Sixteen photographers from around the world share their very passionate and powerful images of these extraordinary women, photographed from the stage at the Chicago Blues Festival to the Maui Sugar Mill in Los Angeles, from the Blues Cruise on the Caribbean to festivals on the East Coast.
“You can talk about the Blues without including women, but why? Plus, you really would be doing a disservice to your audience by failing to share all of the complexities of this genre. The women throughout this exhibition, and all women of the blues, add a different kind of emotion and another dimension to this unique art form,” says Jacqueline K. Dace, Director of Internal Affairs with the National Blues Museum.
The “Women of the Blues: A Coast-to-Coast Collection” kicked off on June 8th, 2016 in celebration of Chicago Blues Festival.
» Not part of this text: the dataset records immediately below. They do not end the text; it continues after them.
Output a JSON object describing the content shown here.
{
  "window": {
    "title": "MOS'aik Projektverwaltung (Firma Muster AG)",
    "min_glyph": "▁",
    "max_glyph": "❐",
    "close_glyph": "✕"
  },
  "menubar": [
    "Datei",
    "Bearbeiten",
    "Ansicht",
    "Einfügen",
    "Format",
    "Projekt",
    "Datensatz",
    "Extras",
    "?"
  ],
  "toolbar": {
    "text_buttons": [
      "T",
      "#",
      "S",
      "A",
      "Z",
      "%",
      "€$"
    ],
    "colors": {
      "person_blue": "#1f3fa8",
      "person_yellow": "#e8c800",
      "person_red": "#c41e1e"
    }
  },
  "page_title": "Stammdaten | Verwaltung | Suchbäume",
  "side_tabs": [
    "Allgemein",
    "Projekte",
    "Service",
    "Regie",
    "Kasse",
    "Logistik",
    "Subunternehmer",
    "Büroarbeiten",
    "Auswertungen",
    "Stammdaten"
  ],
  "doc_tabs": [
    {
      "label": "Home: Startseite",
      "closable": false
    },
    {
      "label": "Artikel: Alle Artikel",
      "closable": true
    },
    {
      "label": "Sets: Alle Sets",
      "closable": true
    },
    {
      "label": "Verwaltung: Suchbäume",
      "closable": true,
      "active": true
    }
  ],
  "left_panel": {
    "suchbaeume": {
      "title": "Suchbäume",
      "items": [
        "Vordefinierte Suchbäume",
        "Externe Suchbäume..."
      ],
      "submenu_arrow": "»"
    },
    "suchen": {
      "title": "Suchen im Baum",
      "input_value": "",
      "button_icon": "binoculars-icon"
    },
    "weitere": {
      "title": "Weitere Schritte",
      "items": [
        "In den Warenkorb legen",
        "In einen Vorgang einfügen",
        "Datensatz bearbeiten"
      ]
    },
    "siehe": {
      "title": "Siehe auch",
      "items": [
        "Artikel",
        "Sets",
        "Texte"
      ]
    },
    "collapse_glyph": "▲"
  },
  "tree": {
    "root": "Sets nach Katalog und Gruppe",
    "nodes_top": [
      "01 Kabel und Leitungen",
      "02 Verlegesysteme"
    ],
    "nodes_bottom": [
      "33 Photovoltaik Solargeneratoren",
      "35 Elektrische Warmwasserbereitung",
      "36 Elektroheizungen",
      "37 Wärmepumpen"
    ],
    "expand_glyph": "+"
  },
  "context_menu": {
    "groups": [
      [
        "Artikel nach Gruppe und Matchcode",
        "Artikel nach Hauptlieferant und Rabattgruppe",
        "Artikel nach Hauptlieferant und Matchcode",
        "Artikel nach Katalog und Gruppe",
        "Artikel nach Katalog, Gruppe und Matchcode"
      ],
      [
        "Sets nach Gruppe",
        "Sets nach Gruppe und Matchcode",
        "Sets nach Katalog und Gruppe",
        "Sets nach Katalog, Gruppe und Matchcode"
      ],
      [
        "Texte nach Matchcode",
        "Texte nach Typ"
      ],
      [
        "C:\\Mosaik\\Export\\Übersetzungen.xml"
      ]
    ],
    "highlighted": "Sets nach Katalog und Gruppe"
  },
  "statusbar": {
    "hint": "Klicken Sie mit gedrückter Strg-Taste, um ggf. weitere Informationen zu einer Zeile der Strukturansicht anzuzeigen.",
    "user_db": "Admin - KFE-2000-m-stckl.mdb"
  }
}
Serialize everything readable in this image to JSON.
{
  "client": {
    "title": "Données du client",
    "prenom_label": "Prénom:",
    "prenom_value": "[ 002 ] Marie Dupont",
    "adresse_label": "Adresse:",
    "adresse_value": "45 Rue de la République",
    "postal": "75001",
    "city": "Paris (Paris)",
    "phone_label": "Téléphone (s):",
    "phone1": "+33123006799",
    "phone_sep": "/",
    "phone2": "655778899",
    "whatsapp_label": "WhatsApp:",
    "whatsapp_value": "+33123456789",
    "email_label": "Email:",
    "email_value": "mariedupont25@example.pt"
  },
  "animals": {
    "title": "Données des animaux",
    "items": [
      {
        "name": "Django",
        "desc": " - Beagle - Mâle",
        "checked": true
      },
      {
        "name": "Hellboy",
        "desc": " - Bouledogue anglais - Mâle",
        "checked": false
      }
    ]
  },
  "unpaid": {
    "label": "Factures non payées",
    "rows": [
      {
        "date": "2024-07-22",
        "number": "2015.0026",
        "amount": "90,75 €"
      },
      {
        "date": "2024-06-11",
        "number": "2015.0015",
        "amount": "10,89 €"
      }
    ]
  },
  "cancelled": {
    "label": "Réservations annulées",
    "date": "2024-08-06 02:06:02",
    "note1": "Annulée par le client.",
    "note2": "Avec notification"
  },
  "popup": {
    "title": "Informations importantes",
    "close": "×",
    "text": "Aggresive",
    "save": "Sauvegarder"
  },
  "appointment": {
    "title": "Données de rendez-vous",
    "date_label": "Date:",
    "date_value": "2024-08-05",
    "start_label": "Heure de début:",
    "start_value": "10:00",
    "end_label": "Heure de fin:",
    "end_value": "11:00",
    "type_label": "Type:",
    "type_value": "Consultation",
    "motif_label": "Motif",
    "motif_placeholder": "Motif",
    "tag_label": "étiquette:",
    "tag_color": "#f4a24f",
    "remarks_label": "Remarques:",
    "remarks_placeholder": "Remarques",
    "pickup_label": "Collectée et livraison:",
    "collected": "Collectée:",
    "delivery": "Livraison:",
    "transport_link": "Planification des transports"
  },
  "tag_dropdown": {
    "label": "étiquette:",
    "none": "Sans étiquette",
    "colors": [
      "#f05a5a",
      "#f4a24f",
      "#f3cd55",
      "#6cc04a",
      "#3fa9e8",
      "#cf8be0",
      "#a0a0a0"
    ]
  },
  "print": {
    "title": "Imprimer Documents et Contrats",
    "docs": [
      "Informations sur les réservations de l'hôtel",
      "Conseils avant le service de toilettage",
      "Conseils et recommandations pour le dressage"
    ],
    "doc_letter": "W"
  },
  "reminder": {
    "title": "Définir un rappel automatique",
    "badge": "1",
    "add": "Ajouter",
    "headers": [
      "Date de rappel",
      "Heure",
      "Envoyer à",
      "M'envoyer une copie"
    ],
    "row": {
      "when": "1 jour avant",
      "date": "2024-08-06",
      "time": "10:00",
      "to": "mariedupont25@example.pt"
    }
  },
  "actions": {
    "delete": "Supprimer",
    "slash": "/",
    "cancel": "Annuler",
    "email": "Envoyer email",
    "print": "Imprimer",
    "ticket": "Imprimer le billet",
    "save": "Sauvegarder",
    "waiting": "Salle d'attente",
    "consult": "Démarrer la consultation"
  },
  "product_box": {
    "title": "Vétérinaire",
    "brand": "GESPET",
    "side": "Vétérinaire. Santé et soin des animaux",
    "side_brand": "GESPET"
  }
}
The collection debuted at Firecat Gallery and on the jumbotron at Chicago Blues Festival and will make its St. Louis debut at the National Blues Museum on January 7, 2017. The exhibit will be housed in the Scott and Diane McCuaig and Family Gallery through March 31 and is sponsored in part by Barbara Hammerman and Amanda Gresham.
To learn more about the exhibit, watch this introduction courtesy of HEC-TV
Watch the video below to see Lynn Orman Weiss talk about “The Women of the Blues” exhibit
A Cast of Blues
Dates of Exhibition: July 2, 2016-Dec. 9, 2016
“A Cast of Blues” Traveling Exhibition Opens July 2 at National Blues Museum
40 life-cast sculptures created by blind visual artist Sharon McConnell-Dickerson include Bobby Rush, Pinetop Perkins, and Henry Townsend
The exhibit is composed of the life-cast masks of 40 blues musicians, including Big George Brock, David “Honeyboy” Edwards, and Ruth Brown. The exhibit also includes a bronze sculpture of the hands of blues artist Johnny Winter.
“The work that Sharon has created speaks volumes about her talent and perseverance as an artist – two traits that are integral to the creation of blues music,” says Dion Brown, executive director of the National Blues Museum. “These sculptures give additional depth to the spirits of the artists she has chosen to depict, and helps enhance the viewer’s experience and education in both blues and visual art.” This is a multi-media, educational, interactive exhibit that is designed to be accessible for persons with disabilities, and presented at a level that children can also reach out to touch.
McConnell-Dickerson became attuned to sculpture after being diagnosed with a degenerative eye disease. A former flight attendant and chef, she relocated to Santa Fe in 1996 to study art, and learned about hands-on sculpting while studying in Paris, France. Her practice led her to the landscape of the real Delta Blues men and women where she discovered the people behind the music, captured in hyper-realistic life-masks. Now based in Como, Mississippi, she has given lectures and demonstrations about her work across the country. She is now almost totally blind, and is continuing to produce sculptures as well as large-scale minimalist paintings in oil on linen.
“The life casts I made with the musicians were created by applying a special molding material directly on their skin, then a positive cast is made. Like in photography, a print is made from a negative, just three dimensional,” says McConnell-Dickerson of her process. “The viewer will discover how the material captures lines of life, emotion, even pores and in some cases, facial hair and scars. I invite all to touch the masks and see with your hands what I felt when molding them. There will be something revealed through the experience of touch that the eye didn’t see at first glance.”
The exhibition has traveled through Mississippi, Cognac, France, and Dothan, Alabama and was recently seen at the Griot Black History Museum in St. Louis and at the Blues Hall of Fame in Memphis. “A Cast of Blues” will open at the National Blues Museum on July 2, 2016 and remain on view inside the Scott and Diane McCuaig and Family Gallery through December 9, 2016.
March – June 2016
Blues at Home Exhibit